[Entries taken from a collection]
☆ ☆ ☆ ☆ ☆

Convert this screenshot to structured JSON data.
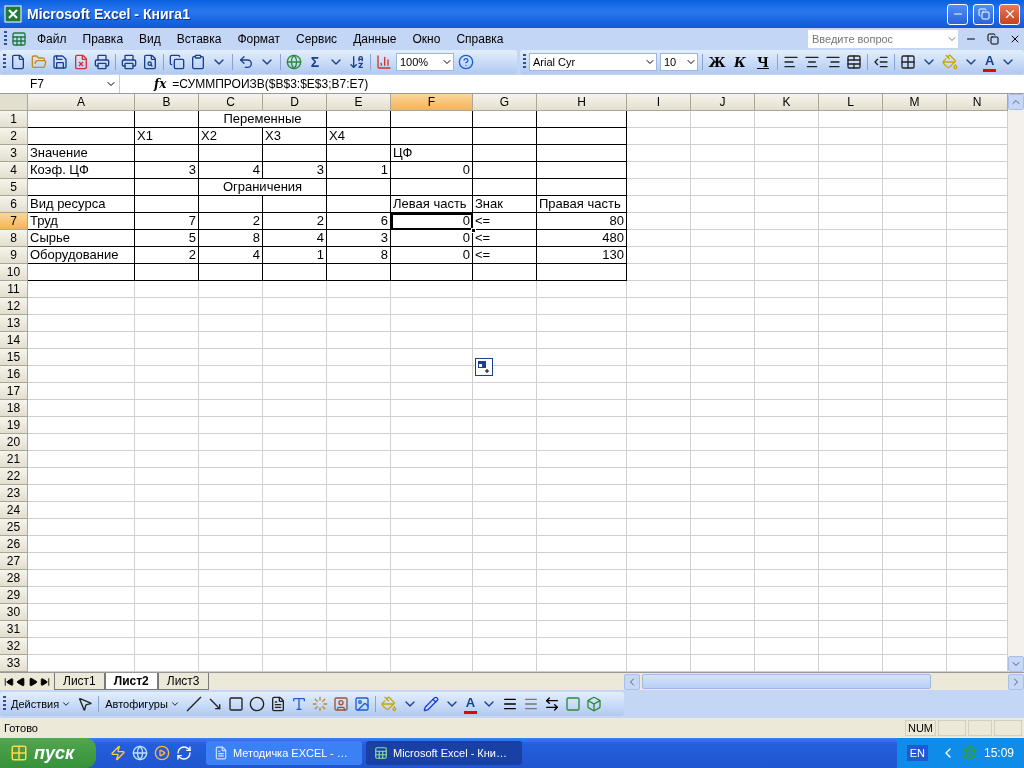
{
  "window": {
    "title": "Microsoft Excel - Книга1"
  },
  "menu": [
    "Файл",
    "Правка",
    "Вид",
    "Вставка",
    "Формат",
    "Сервис",
    "Данные",
    "Окно",
    "Справка"
  ],
  "help_box": {
    "placeholder": "Введите вопрос"
  },
  "standard_toolbar": {
    "zoom": "100%",
    "sum": "Σ"
  },
  "formatting_toolbar": {
    "font": "Arial Cyr",
    "size": "10",
    "bold": "Ж",
    "italic": "К",
    "underline": "Ч",
    "font_color": "A"
  },
  "formula_bar": {
    "name_box": "F7",
    "function_label": "fx",
    "formula": "=СУММПРОИЗВ($B$3:$E$3;B7:E7)"
  },
  "sheet": {
    "columns": [
      {
        "label": "A",
        "selected": false
      },
      {
        "label": "B",
        "selected": false
      },
      {
        "label": "C",
        "selected": false
      },
      {
        "label": "D",
        "selected": false
      },
      {
        "label": "E",
        "selected": false
      },
      {
        "label": "F",
        "selected": true
      },
      {
        "label": "G",
        "selected": false
      },
      {
        "label": "H",
        "selected": false
      },
      {
        "label": "I",
        "selected": false
      },
      {
        "label": "J",
        "selected": false
      },
      {
        "label": "K",
        "selected": false
      },
      {
        "label": "L",
        "selected": false
      },
      {
        "label": "M",
        "selected": false
      },
      {
        "label": "N",
        "selected": false
      }
    ],
    "rows": [
      {
        "number": "1",
        "selected": false,
        "cells": [
          {
            "kind": "empty"
          },
          {
            "kind": "empty"
          },
          {
            "kind": "title",
            "value": "Переменные"
          },
          {
            "kind": "empty"
          },
          {
            "kind": "empty"
          },
          {
            "kind": "empty"
          },
          {
            "kind": "empty"
          }
        ]
      },
      {
        "number": "2",
        "selected": false,
        "cells": [
          {
            "kind": "empty"
          },
          {
            "kind": "text",
            "value": "X1"
          },
          {
            "kind": "text",
            "value": "X2"
          },
          {
            "kind": "text",
            "value": "X3"
          },
          {
            "kind": "text",
            "value": "X4"
          },
          {
            "kind": "empty"
          },
          {
            "kind": "empty"
          },
          {
            "kind": "empty"
          }
        ]
      },
      {
        "number": "3",
        "selected": false,
        "cells": [
          {
            "kind": "text",
            "value": "Значение"
          },
          {
            "kind": "empty"
          },
          {
            "kind": "empty"
          },
          {
            "kind": "empty"
          },
          {
            "kind": "empty"
          },
          {
            "kind": "text",
            "value": "ЦФ"
          },
          {
            "kind": "empty"
          },
          {
            "kind": "empty"
          }
        ]
      },
      {
        "number": "4",
        "selected": false,
        "cells": [
          {
            "kind": "text",
            "value": "Коэф. ЦФ"
          },
          {
            "kind": "number",
            "value": "3"
          },
          {
            "kind": "number",
            "value": "4"
          },
          {
            "kind": "number",
            "value": "3"
          },
          {
            "kind": "number",
            "value": "1"
          },
          {
            "kind": "number",
            "value": "0"
          },
          {
            "kind": "empty"
          },
          {
            "kind": "empty"
          }
        ]
      },
      {
        "number": "5",
        "selected": false,
        "cells": [
          {
            "kind": "empty"
          },
          {
            "kind": "empty"
          },
          {
            "kind": "title",
            "value": "Ограничения"
          },
          {
            "kind": "empty"
          },
          {
            "kind": "empty"
          },
          {
            "kind": "empty"
          },
          {
            "kind": "empty"
          }
        ]
      },
      {
        "number": "6",
        "selected": false,
        "cells": [
          {
            "kind": "text",
            "value": "Вид ресурса"
          },
          {
            "kind": "empty"
          },
          {
            "kind": "empty"
          },
          {
            "kind": "empty"
          },
          {
            "kind": "empty"
          },
          {
            "kind": "text",
            "value": "Левая часть"
          },
          {
            "kind": "text",
            "value": "Знак"
          },
          {
            "kind": "text",
            "value": "Правая часть"
          }
        ]
      },
      {
        "number": "7",
        "selected": true,
        "cells": [
          {
            "kind": "text",
            "value": "Труд"
          },
          {
            "kind": "number",
            "value": "7"
          },
          {
            "kind": "number",
            "value": "2"
          },
          {
            "kind": "number",
            "value": "2"
          },
          {
            "kind": "number",
            "value": "6"
          },
          {
            "kind": "number",
            "value": "0"
          },
          {
            "kind": "text",
            "value": "<="
          },
          {
            "kind": "number",
            "value": "80"
          }
        ]
      },
      {
        "number": "8",
        "selected": false,
        "cells": [
          {
            "kind": "text",
            "value": "Сырье"
          },
          {
            "kind": "number",
            "value": "5"
          },
          {
            "kind": "number",
            "value": "8"
          },
          {
            "kind": "number",
            "value": "4"
          },
          {
            "kind": "number",
            "value": "3"
          },
          {
            "kind": "number",
            "value": "0"
          },
          {
            "kind": "text",
            "value": "<="
          },
          {
            "kind": "number",
            "value": "480"
          }
        ]
      },
      {
        "number": "9",
        "selected": false,
        "cells": [
          {
            "kind": "text",
            "value": "Оборудование"
          },
          {
            "kind": "number",
            "value": "2"
          },
          {
            "kind": "number",
            "value": "4"
          },
          {
            "kind": "number",
            "value": "1"
          },
          {
            "kind": "number",
            "value": "8"
          },
          {
            "kind": "number",
            "value": "0"
          },
          {
            "kind": "text",
            "value": "<="
          },
          {
            "kind": "number",
            "value": "130"
          }
        ]
      },
      {
        "number": "10",
        "selected": false,
        "cells": [
          {
            "kind": "empty"
          },
          {
            "kind": "empty"
          },
          {
            "kind": "empty"
          },
          {
            "kind": "empty"
          },
          {
            "kind": "empty"
          },
          {
            "kind": "empty"
          },
          {
            "kind": "empty"
          },
          {
            "kind": "empty"
          }
        ]
      },
      {
        "number": "11",
        "selected": false
      },
      {
        "number": "12",
        "selected": false
      },
      {
        "number": "13",
        "selected": false
      },
      {
        "number": "14",
        "selected": false
      },
      {
        "number": "15",
        "selected": false
      },
      {
        "number": "16",
        "selected": false
      },
      {
        "number": "17",
        "selected": false
      },
      {
        "number": "18",
        "selected": false
      },
      {
        "number": "19",
        "selected": false
      },
      {
        "number": "20",
        "selected": false
      },
      {
        "number": "21",
        "selected": false
      },
      {
        "number": "22",
        "selected": false
      },
      {
        "number": "23",
        "selected": false
      },
      {
        "number": "24",
        "selected": false
      },
      {
        "number": "25",
        "selected": false
      },
      {
        "number": "26",
        "selected": false
      },
      {
        "number": "27",
        "selected": false
      },
      {
        "number": "28",
        "selected": false
      },
      {
        "number": "29",
        "selected": false
      },
      {
        "number": "30",
        "selected": false
      },
      {
        "number": "31",
        "selected": false
      },
      {
        "number": "32",
        "selected": false
      },
      {
        "number": "33",
        "selected": false
      }
    ]
  },
  "sheet_tabs": [
    {
      "label": "Лист1",
      "selected": false
    },
    {
      "label": "Лист2",
      "selected": true
    },
    {
      "label": "Лист3",
      "selected": false
    }
  ],
  "drawing_toolbar": {
    "actions": "Действия",
    "autoshapes": "Автофигуры",
    "font_color": "A"
  },
  "status_bar": {
    "text": "Готово",
    "num": "NUM"
  },
  "taskbar": {
    "start": "пуск",
    "tasks": [
      {
        "label": "Методичка EXCEL - …",
        "kind": "word",
        "selected": false
      },
      {
        "label": "Microsoft Excel - Кни…",
        "kind": "excel",
        "selected": true
      }
    ],
    "language": "EN",
    "clock": "15:09"
  }
}
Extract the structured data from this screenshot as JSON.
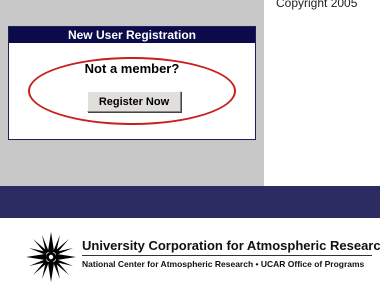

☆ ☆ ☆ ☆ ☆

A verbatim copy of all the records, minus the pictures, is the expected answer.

### Worked solution
Convert this screenshot to structured JSON data.
{
  "window": {
    "title": "Microsoft Excel - Книга1"
  },
  "menu": [
    "Файл",
    "Правка",
    "Вид",
    "Вставка",
    "Формат",
    "Сервис",
    "Данные",
    "Окно",
    "Справка"
  ],
  "help_box": {
    "placeholder": "Введите вопрос"
  },
  "standard_toolbar": {
    "zoom": "100%",
    "sum": "Σ"
  },
  "formatting_toolbar": {
    "font": "Arial Cyr",
    "size": "10",
    "bold": "Ж",
    "italic": "К",
    "underline": "Ч",
    "font_color": "A"
  },
  "formula_bar": {
    "name_box": "F7",
    "function_label": "fx",
    "formula": "=СУММПРОИЗВ($B$3:$E$3;B7:E7)"
  },
  "sheet": {
    "columns": [
      {
        "label": "A",
        "selected": false
      },
      {
        "label": "B",
        "selected": false
      },
      {
        "label": "C",
        "selected": false
      },
      {
        "label": "D",
        "selected": false
      },
      {
        "label": "E",
        "selected": false
      },
      {
        "label": "F",
        "selected": true
      },
      {
        "label": "G",
        "selected": false
      },
      {
        "label": "H",
        "selected": false
      },
      {
        "label": "I",
        "selected": false
      },
      {
        "label": "J",
        "selected": false
      },
      {
        "label": "K",
        "selected": false
      },
      {
        "label": "L",
        "selected": false
      },
      {
        "label": "M",
        "selected": false
      },
      {
        "label": "N",
        "selected": false
      }
    ],
    "rows": [
      {
        "number": "1",
        "selected": false,
        "cells": [
          {
            "kind": "empty"
          },
          {
            "kind": "empty"
          },
          {
            "kind": "title",
            "value": "Переменные"
          },
          {
            "kind": "empty"
          },
          {
            "kind": "empty"
          },
          {
            "kind": "empty"
          },
          {
            "kind": "empty"
          }
        ]
      },
      {
        "number": "2",
        "selected": false,
        "cells": [
          {
            "kind": "empty"
          },
          {
            "kind": "text",
            "value": "X1"
          },
          {
            "kind": "text",
            "value": "X2"
          },
          {
            "kind": "text",
            "value": "X3"
          },
          {
            "kind": "text",
            "value": "X4"
          },
          {
            "kind": "empty"
          },
          {
            "kind": "empty"
          },
          {
            "kind": "empty"
          }
        ]
      },
      {
        "number": "3",
        "selected": false,
        "cells": [
          {
            "kind": "text",
            "value": "Значение"
          },
          {
            "kind": "empty"
          },
          {
            "kind": "empty"
          },
          {
            "kind": "empty"
          },
          {
            "kind": "empty"
          },
          {
            "kind": "text",
            "value": "ЦФ"
          },
          {
            "kind": "empty"
          },
          {
            "kind": "empty"
          }
        ]
      },
      {
        "number": "4",
        "selected": false,
        "cells": [
          {
            "kind": "text",
            "value": "Коэф. ЦФ"
          },
          {
            "kind": "number",
            "value": "3"
          },
          {
            "kind": "number",
            "value": "4"
          },
          {
            "kind": "number",
            "value": "3"
          },
          {
            "kind": "number",
            "value": "1"
          },
          {
            "kind": "number",
            "value": "0"
          },
          {
            "kind": "empty"
          },
          {
            "kind": "empty"
          }
        ]
      },
      {
        "number": "5",
        "selected": false,
        "cells": [
          {
            "kind": "empty"
          },
          {
            "kind": "empty"
          },
          {
            "kind": "title",
            "value": "Ограничения"
          },
          {
            "kind": "empty"
          },
          {
            "kind": "empty"
          },
          {
            "kind": "empty"
          },
          {
            "kind": "empty"
          }
        ]
      },
      {
        "number": "6",
        "selected": false,
        "cells": [
          {
            "kind": "text",
            "value": "Вид ресурса"
          },
          {
            "kind": "empty"
          },
          {
            "kind": "empty"
          },
          {
            "kind": "empty"
          },
          {
            "kind": "empty"
          },
          {
            "kind": "text",
            "value": "Левая часть"
          },
          {
            "kind": "text",
            "value": "Знак"
          },
          {
            "kind": "text",
            "value": "Правая часть"
          }
        ]
      },
      {
        "number": "7",
        "selected": true,
        "cells": [
          {
            "kind": "text",
            "value": "Труд"
          },
          {
            "kind": "number",
            "value": "7"
          },
          {
            "kind": "number",
            "value": "2"
          },
          {
            "kind": "number",
            "value": "2"
          },
          {
            "kind": "number",
            "value": "6"
          },
          {
            "kind": "number",
            "value": "0"
          },
          {
            "kind": "text",
            "value": "<="
          },
          {
            "kind": "number",
            "value": "80"
          }
        ]
      },
      {
        "number": "8",
        "selected": false,
        "cells": [
          {
            "kind": "text",
            "value": "Сырье"
          },
          {
            "kind": "number",
            "value": "5"
          },
          {
            "kind": "number",
            "value": "8"
          },
          {
            "kind": "number",
            "value": "4"
          },
          {
            "kind": "number",
            "value": "3"
          },
          {
            "kind": "number",
            "value": "0"
          },
          {
            "kind": "text",
            "value": "<="
          },
          {
            "kind": "number",
            "value": "480"
          }
        ]
      },
      {
        "number": "9",
        "selected": false,
        "cells": [
          {
            "kind": "text",
            "value": "Оборудование"
          },
          {
            "kind": "number",
            "value": "2"
          },
          {
            "kind": "number",
            "value": "4"
          },
          {
            "kind": "number",
            "value": "1"
          },
          {
            "kind": "number",
            "value": "8"
          },
          {
            "kind": "number",
            "value": "0"
          },
          {
            "kind": "text",
            "value": "<="
          },
          {
            "kind": "number",
            "value": "130"
          }
        ]
      },
      {
        "number": "10",
        "selected": false,
        "cells": [
          {
            "kind": "empty"
          },
          {
            "kind": "empty"
          },
          {
            "kind": "empty"
          },
          {
            "kind": "empty"
          },
          {
            "kind": "empty"
          },
          {
            "kind": "empty"
          },
          {
            "kind": "empty"
          },
          {
            "kind": "empty"
          }
        ]
      },
      {
        "number": "11",
        "selected": false
      },
      {
        "number": "12",
        "selected": false
      },
      {
        "number": "13",
        "selected": false
      },
      {
        "number": "14",
        "selected": false
      },
      {
        "number": "15",
        "selected": false
      },
      {
        "number": "16",
        "selected": false
      },
      {
        "number": "17",
        "selected": false
      },
      {
        "number": "18",
        "selected": false
      },
      {
        "number": "19",
        "selected": false
      },
      {
        "number": "20",
        "selected": false
      },
      {
        "number": "21",
        "selected": false
      },
      {
        "number": "22",
        "selected": false
      },
      {
        "number": "23",
        "selected": false
      },
      {
        "number": "24",
        "selected": false
      },
      {
        "number": "25",
        "selected": false
      },
      {
        "number": "26",
        "selected": false
      },
      {
        "number": "27",
        "selected": false
      },
      {
        "number": "28",
        "selected": false
      },
      {
        "number": "29",
        "selected": false
      },
      {
        "number": "30",
        "selected": false
      },
      {
        "number": "31",
        "selected": false
      },
      {
        "number": "32",
        "selected": false
      },
      {
        "number": "33",
        "selected": false
      }
    ]
  },
  "sheet_tabs": [
    {
      "label": "Лист1",
      "selected": false
    },
    {
      "label": "Лист2",
      "selected": true
    },
    {
      "label": "Лист3",
      "selected": false
    }
  ],
  "drawing_toolbar": {
    "actions": "Действия",
    "autoshapes": "Автофигуры",
    "font_color": "A"
  },
  "status_bar": {
    "text": "Готово",
    "num": "NUM"
  },
  "taskbar": {
    "start": "пуск",
    "tasks": [
      {
        "label": "Методичка EXCEL - …",
        "kind": "word",
        "selected": false
      },
      {
        "label": "Microsoft Excel - Кни…",
        "kind": "excel",
        "selected": true
      }
    ],
    "language": "EN",
    "clock": "15:09"
  }
}
Extract the structured data from this screenshot as JSON.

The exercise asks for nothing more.